Theses and Dissertations

Issuing Body

Mississippi State University


Gude, Veera Gnaneswar

Committee Member

Magbanua, Benjamin S.

Committee Member

French, William Todd

Committee Member

Parajuli, Prem B.

Date of Degree


Original embargo terms

Complete embargo for 2 years

Document Type

Dissertation - Open Access


Civil Engineering

Degree Name

Doctor of Philosophy


James Worth Bagley College of Engineering


Department of Civil and Environmental Engineering
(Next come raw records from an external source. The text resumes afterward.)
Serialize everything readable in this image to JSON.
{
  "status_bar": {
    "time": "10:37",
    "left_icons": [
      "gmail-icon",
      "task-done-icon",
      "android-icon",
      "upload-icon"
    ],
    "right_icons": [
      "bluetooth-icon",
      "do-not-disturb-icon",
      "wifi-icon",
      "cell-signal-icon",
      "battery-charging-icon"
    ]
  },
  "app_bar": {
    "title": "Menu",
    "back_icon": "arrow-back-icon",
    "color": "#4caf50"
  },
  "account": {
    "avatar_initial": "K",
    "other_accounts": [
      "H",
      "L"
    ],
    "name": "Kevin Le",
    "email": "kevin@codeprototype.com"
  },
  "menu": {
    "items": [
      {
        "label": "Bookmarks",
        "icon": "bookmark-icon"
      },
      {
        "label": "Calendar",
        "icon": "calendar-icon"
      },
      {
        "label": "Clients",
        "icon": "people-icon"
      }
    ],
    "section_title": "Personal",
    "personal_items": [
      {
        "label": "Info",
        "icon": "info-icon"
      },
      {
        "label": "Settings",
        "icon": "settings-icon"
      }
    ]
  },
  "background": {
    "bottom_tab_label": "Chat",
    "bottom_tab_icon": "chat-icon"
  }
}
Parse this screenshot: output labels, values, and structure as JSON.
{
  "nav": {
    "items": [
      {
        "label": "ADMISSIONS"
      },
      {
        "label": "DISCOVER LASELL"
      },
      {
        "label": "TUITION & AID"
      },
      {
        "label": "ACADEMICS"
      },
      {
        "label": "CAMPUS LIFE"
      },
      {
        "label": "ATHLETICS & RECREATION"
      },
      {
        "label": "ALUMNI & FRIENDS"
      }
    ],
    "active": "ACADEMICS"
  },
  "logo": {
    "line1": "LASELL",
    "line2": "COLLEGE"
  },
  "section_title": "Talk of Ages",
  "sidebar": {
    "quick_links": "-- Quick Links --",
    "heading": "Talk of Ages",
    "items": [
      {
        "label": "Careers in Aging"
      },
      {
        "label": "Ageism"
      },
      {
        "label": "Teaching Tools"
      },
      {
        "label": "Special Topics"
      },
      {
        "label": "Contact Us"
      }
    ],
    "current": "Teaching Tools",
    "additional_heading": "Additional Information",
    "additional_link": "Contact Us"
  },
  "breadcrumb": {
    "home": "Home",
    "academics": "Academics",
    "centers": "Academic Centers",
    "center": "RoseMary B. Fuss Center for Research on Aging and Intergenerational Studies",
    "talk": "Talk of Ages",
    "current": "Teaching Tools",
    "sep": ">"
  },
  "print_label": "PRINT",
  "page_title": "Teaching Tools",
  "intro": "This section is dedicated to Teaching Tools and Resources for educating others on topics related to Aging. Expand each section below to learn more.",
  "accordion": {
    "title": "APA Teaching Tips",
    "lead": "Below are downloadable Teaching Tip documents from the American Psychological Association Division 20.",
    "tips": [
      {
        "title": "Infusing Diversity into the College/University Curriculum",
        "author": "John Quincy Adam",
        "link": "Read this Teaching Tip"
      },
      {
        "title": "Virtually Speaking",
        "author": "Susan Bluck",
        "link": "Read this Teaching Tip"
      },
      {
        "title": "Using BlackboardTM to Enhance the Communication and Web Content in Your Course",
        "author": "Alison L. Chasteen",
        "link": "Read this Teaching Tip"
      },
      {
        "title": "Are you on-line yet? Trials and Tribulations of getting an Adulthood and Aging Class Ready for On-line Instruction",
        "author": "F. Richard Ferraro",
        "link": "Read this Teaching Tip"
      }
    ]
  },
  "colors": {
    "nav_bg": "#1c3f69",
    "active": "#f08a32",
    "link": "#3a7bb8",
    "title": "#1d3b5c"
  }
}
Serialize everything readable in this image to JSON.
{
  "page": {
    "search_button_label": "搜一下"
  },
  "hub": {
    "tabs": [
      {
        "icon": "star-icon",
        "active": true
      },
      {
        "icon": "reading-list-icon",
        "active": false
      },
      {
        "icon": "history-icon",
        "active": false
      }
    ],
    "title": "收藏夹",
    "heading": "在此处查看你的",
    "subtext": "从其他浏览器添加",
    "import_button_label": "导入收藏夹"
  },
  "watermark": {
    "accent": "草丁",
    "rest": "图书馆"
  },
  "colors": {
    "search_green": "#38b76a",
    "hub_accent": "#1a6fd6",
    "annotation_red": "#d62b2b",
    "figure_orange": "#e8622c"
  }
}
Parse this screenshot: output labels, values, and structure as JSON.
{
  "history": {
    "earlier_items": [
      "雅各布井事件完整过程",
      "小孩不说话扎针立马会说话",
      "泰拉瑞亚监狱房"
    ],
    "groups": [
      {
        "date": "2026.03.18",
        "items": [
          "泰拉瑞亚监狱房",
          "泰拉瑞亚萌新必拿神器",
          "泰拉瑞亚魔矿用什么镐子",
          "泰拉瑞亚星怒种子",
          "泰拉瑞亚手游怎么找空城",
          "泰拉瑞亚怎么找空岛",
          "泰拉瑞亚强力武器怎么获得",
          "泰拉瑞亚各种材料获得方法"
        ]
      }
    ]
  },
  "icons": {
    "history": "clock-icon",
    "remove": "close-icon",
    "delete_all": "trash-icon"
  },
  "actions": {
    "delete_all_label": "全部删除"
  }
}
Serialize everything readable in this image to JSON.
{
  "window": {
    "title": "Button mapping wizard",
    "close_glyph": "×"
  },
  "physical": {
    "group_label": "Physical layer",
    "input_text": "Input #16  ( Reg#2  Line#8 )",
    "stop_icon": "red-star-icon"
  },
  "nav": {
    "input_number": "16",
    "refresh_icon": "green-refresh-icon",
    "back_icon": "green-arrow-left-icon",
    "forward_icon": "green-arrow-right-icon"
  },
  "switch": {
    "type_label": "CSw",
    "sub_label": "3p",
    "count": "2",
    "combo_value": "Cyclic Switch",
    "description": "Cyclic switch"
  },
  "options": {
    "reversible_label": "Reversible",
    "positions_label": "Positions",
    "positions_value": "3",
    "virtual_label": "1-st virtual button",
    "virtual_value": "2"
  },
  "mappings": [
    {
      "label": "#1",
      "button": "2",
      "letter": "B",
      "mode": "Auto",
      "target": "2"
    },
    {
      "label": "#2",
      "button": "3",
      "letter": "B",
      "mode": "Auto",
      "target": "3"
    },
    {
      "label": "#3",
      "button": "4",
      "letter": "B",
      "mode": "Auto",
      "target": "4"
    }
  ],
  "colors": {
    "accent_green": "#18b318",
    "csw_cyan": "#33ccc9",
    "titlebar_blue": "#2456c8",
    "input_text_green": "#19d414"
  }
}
Partial nitritation combined with the anaerobic ammonium oxidation (Anammox) process offers a way of replacing the conventional nitrogen removal process of nitrification-denitrification, lowering the need for oxygen and chemical input, as well as reducing the production of sludge. However, as a by-product of the biochemical reaction driven by anammox bacteria, it produces nitrate-nitrogen (NO3- - N) (16-26% nitrogen removed), which is problematic. Microbial desalination cells (MDCs) are a promising technology capable of converting biodegradable organics into electricity (by electroactive bacteria), providing for simultaneous desalination, and wastewater treatment. Despite being a promising technology, MDCs have limitations. The first-proof of-concept of MDC was demonstrated using acetate as the organic source, expensive platinum as a catalyst, and ferricyanide as an electron acceptor in the cathode that makes MDC costly, environmentally unfriendly, and unsustainable. This research investigated the integration of the anammox and nitration processes in MDCs as a long-term biocatalyst/biocathode for sustainable and energy-efficient nitrogen removal and electricity generation. A series of experiments were designed and performed to evaluate the performance of the anammox process as a biocatalyst in MDCs. The results concluded that the anammox process can be used as a biocatalyst to accept electrons in MDCs producing 444 mW/m3 of power density and 84% of ammonium nitrogen removal. Furthermore, the concept of using a one-stage nitritation anammox process as a biocathode in MDC was evaluated and produced a maximum power output of 1007 mW/m3. Two configurations of anammox MDCs (anaerobic-anammox cathode MDC (AnAmmoxMDC) and nitritation-anammox cathode MDC (NiAmoxMDC) were compared with an air cathode MDC (CMDC), operated in fed-batch mode. The NiAmoxMDC showed better performance in terms of power production and nitrogen removal. The co-existence of aerobic ammonium oxidizing bacteria (AOB) and anammox bacteria in the same biocathode of single-stage NiAmoxMDC concluded the resource-efficient wastewater treatment. Furthermore, two-stage nitritation anammox as a biocathode in MDC was evaluated and proved to be energy-efficient bioelectrochemical wastewater treatment by producing 1500 mW/m3 (300 mW/m2) of maximum power output. This research provides the first proof of concept that nitritation-anammox biocathode can provide a sustainable and energy-efficient nitrogen removal along with desalination and bioelectricity generation.


National Science Foundation (NSF)

Available for download on Monday, May 15, 2023